# Task brief:
Some lines below hold "content". Pick them out and copy them.

(Data items)

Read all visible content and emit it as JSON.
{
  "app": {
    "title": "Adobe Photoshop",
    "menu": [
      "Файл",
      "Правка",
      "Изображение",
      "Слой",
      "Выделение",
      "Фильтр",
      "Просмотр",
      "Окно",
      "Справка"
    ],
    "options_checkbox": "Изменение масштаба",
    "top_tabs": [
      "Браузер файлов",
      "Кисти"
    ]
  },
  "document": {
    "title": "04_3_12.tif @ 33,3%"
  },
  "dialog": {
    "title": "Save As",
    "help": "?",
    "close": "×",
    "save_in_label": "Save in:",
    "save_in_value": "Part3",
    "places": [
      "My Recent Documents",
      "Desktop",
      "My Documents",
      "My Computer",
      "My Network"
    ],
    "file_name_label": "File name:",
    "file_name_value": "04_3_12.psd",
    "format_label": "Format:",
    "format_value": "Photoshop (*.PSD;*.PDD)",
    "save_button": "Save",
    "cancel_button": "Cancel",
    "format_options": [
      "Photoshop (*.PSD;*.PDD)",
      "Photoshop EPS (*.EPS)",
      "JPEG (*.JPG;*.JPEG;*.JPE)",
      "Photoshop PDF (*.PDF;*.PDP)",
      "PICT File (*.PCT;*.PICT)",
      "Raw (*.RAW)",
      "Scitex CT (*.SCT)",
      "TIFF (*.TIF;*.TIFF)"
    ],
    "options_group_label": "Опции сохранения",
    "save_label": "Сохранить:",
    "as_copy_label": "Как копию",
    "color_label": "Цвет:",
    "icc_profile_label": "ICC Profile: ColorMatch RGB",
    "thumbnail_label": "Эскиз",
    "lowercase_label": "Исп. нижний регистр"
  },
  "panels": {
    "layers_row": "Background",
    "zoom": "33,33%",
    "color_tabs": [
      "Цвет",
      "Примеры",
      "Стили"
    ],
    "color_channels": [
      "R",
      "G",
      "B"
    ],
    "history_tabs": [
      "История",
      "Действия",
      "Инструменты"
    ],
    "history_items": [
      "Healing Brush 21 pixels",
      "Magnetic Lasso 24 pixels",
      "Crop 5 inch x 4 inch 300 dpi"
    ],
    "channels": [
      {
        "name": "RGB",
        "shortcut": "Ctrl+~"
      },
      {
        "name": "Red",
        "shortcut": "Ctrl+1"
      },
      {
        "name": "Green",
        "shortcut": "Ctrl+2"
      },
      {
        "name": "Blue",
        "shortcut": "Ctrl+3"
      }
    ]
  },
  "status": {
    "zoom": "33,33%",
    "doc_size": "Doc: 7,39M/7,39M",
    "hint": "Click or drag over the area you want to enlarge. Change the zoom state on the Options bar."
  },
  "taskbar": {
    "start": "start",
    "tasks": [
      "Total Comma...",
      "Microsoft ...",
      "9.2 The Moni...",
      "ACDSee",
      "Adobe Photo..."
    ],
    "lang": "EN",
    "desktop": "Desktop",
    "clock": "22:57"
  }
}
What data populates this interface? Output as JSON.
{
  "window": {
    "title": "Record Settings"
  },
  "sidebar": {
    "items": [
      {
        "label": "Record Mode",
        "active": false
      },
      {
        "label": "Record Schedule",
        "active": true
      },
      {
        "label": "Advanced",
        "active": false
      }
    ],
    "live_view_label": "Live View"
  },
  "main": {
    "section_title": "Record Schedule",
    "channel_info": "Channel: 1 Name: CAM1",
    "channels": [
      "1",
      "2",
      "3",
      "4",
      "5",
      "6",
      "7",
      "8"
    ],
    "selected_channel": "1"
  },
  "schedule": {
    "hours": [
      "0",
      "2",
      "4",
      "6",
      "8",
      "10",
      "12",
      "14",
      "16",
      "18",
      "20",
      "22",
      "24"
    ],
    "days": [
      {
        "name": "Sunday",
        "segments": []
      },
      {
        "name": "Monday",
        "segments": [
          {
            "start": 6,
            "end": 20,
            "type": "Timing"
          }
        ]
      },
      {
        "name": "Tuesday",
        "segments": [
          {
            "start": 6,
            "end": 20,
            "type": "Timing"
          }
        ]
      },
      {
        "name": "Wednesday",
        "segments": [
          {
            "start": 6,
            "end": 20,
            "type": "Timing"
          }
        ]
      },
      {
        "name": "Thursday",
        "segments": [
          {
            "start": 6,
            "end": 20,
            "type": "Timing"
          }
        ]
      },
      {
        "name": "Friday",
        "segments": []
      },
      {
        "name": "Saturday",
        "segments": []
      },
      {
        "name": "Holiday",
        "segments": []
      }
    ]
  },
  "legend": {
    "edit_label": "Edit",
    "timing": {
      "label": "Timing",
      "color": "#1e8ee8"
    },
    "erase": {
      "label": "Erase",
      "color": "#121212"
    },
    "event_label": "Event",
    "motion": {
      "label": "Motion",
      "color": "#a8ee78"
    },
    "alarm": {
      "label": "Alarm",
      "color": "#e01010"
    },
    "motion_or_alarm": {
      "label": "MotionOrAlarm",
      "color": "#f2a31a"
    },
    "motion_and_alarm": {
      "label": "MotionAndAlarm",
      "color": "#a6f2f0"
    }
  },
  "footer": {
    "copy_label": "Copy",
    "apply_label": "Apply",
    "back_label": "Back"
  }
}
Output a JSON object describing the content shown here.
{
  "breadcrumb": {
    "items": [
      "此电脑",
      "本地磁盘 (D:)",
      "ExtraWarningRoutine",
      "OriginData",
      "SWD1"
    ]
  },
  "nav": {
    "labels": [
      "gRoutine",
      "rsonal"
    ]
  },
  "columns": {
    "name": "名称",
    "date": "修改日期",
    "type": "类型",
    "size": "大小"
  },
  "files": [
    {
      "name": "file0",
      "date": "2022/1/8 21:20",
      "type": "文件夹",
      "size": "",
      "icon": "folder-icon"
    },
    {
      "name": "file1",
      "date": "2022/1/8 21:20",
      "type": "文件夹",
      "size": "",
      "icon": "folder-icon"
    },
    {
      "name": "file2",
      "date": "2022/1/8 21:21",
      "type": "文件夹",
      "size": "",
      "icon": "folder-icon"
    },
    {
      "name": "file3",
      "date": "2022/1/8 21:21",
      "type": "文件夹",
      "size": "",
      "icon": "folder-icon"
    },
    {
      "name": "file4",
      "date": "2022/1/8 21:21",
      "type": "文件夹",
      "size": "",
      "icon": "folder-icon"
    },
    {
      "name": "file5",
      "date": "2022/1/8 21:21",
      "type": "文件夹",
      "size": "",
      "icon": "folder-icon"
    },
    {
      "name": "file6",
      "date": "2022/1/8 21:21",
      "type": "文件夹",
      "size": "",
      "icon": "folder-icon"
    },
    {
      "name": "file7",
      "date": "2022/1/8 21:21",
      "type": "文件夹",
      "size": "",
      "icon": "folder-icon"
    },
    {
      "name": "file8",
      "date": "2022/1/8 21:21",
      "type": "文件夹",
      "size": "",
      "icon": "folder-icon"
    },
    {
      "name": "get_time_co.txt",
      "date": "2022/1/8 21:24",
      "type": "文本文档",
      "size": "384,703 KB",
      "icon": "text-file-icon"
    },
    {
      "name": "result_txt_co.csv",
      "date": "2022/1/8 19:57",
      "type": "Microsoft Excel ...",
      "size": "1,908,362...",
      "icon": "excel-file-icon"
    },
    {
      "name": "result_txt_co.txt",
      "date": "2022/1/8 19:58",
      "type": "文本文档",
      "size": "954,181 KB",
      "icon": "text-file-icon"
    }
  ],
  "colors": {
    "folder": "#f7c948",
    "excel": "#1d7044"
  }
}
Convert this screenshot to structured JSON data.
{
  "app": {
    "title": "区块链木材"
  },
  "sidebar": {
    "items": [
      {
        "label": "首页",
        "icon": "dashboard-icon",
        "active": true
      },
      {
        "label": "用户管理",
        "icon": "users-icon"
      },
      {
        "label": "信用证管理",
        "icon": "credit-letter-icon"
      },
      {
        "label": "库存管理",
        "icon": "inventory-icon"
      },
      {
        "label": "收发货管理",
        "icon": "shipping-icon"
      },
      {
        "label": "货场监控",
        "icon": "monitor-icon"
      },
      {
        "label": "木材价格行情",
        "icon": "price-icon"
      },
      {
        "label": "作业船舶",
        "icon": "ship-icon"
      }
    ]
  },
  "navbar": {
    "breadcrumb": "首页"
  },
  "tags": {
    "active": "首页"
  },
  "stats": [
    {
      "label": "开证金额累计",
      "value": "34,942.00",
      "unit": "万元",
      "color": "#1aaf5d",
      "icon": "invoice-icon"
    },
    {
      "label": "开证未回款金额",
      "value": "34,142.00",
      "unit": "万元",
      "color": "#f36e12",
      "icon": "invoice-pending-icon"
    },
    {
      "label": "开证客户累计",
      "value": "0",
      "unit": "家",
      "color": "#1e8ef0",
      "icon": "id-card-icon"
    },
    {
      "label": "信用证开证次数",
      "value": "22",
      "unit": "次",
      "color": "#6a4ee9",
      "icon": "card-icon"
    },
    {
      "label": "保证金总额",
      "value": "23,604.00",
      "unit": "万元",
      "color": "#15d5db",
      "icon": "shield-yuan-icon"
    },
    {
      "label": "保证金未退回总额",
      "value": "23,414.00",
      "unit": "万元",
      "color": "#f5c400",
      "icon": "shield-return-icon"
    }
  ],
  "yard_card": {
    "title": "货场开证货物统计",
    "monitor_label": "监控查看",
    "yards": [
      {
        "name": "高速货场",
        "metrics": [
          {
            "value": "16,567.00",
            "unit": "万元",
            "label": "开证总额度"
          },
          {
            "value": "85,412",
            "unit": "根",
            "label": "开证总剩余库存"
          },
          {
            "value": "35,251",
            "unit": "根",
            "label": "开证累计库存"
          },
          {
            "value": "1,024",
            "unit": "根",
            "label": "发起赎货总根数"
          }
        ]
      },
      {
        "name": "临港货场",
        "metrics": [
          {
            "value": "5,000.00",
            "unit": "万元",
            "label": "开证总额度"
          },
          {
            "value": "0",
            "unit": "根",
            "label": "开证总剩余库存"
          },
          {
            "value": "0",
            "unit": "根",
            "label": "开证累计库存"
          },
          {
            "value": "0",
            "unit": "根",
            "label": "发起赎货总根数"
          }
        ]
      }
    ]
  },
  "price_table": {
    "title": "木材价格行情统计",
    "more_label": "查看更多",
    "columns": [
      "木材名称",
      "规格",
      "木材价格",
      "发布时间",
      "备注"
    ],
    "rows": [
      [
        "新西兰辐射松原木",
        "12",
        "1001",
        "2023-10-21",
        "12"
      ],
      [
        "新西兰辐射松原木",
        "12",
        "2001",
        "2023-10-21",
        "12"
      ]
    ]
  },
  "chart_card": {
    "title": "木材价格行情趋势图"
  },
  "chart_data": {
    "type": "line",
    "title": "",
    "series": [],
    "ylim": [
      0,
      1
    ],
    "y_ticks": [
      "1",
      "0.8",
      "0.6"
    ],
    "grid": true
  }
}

# Solved exercise:
Read all visible content and emit it as JSON.
Output a JSON object describing the content shown here.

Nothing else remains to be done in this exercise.